[Records for the exercise — start]
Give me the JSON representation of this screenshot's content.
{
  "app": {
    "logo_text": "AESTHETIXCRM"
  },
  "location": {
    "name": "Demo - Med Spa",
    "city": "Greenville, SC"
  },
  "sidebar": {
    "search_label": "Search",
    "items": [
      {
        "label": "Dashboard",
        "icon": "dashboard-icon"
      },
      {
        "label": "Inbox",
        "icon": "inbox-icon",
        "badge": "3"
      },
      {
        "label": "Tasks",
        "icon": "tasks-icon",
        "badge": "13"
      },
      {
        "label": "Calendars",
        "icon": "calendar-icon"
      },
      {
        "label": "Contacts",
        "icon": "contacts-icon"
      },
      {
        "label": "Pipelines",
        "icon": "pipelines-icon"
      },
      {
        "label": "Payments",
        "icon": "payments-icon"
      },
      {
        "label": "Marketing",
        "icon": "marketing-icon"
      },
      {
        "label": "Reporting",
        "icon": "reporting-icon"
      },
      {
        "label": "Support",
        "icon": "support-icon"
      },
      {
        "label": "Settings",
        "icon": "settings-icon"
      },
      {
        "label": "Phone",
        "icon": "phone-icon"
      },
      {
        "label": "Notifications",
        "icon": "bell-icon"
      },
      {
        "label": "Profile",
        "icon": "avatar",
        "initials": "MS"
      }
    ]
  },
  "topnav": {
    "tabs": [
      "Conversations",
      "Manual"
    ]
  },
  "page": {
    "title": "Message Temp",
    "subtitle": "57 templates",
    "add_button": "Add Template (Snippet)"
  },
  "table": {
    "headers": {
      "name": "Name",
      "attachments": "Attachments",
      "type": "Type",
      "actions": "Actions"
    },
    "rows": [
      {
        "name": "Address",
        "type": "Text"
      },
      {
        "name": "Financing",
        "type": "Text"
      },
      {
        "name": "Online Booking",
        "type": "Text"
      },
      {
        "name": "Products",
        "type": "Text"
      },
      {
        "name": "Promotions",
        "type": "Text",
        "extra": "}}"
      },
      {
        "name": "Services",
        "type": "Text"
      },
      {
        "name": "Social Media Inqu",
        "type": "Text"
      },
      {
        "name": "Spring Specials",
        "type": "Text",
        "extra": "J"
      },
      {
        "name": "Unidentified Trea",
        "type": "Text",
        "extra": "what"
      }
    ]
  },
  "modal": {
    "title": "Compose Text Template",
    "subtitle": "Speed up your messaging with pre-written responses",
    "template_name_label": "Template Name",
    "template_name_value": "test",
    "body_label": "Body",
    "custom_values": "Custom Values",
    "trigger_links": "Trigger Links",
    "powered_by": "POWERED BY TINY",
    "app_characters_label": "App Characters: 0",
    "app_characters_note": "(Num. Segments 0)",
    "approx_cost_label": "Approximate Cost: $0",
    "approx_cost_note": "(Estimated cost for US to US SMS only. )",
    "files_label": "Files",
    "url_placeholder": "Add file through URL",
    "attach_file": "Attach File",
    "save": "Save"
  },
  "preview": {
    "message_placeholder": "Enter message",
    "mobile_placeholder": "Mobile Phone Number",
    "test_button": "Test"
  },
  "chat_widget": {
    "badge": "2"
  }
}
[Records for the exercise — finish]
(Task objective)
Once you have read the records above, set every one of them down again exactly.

(Output below)
Give me the JSON representation of this screenshot's content.
{
  "app": {
    "logo_text": "AESTHETIXCRM"
  },
  "location": {
    "name": "Demo - Med Spa",
    "city": "Greenville, SC"
  },
  "sidebar": {
    "search_label": "Search",
    "items": [
      {
        "label": "Dashboard",
        "icon": "dashboard-icon"
      },
      {
        "label": "Inbox",
        "icon": "inbox-icon",
        "badge": "3"
      },
      {
        "label": "Tasks",
        "icon": "tasks-icon",
        "badge": "13"
      },
      {
        "label": "Calendars",
        "icon": "calendar-icon"
      },
      {
        "label": "Contacts",
        "icon": "contacts-icon"
      },
      {
        "label": "Pipelines",
        "icon": "pipelines-icon"
      },
      {
        "label": "Payments",
        "icon": "payments-icon"
      },
      {
        "label": "Marketing",
        "icon": "marketing-icon"
      },
      {
        "label": "Reporting",
        "icon": "reporting-icon"
      },
      {
        "label": "Support",
        "icon": "support-icon"
      },
      {
        "label": "Settings",
        "icon": "settings-icon"
      },
      {
        "label": "Phone",
        "icon": "phone-icon"
      },
      {
        "label": "Notifications",
        "icon": "bell-icon"
      },
      {
        "label": "Profile",
        "icon": "avatar",
        "initials": "MS"
      }
    ]
  },
  "topnav": {
    "tabs": [
      "Conversations",
      "Manual"
    ]
  },
  "page": {
    "title": "Message Temp",
    "subtitle": "57 templates",
    "add_button": "Add Template (Snippet)"
  },
  "table": {
    "headers": {
      "name": "Name",
      "attachments": "Attachments",
      "type": "Type",
      "actions": "Actions"
    },
    "rows": [
      {
        "name": "Address",
        "type": "Text"
      },
      {
        "name": "Financing",
        "type": "Text"
      },
      {
        "name": "Online Booking",
        "type": "Text"
      },
      {
        "name": "Products",
        "type": "Text"
      },
      {
        "name": "Promotions",
        "type": "Text",
        "extra": "}}"
      },
      {
        "name": "Services",
        "type": "Text"
      },
      {
        "name": "Social Media Inqu",
        "type": "Text"
      },
      {
        "name": "Spring Specials",
        "type": "Text",
        "extra": "J"
      },
      {
        "name": "Unidentified Trea",
        "type": "Text",
        "extra": "what"
      }
    ]
  },
  "modal": {
    "title": "Compose Text Template",
    "subtitle": "Speed up your messaging with pre-written responses",
    "template_name_label": "Template Name",
    "template_name_value": "test",
    "body_label": "Body",
    "custom_values": "Custom Values",
    "trigger_links": "Trigger Links",
    "powered_by": "POWERED BY TINY",
    "app_characters_label": "App Characters: 0",
    "app_characters_note": "(Num. Segments 0)",
    "approx_cost_label": "Approximate Cost: $0",
    "approx_cost_note": "(Estimated cost for US to US SMS only. )",
    "files_label": "Files",
    "url_placeholder": "Add file through URL",
    "attach_file": "Attach File",
    "save": "Save"
  },
  "preview": {
    "message_placeholder": "Enter message",
    "mobile_placeholder": "Mobile Phone Number",
    "test_button": "Test"
  },
  "chat_widget": {
    "badge": "2"
  }
}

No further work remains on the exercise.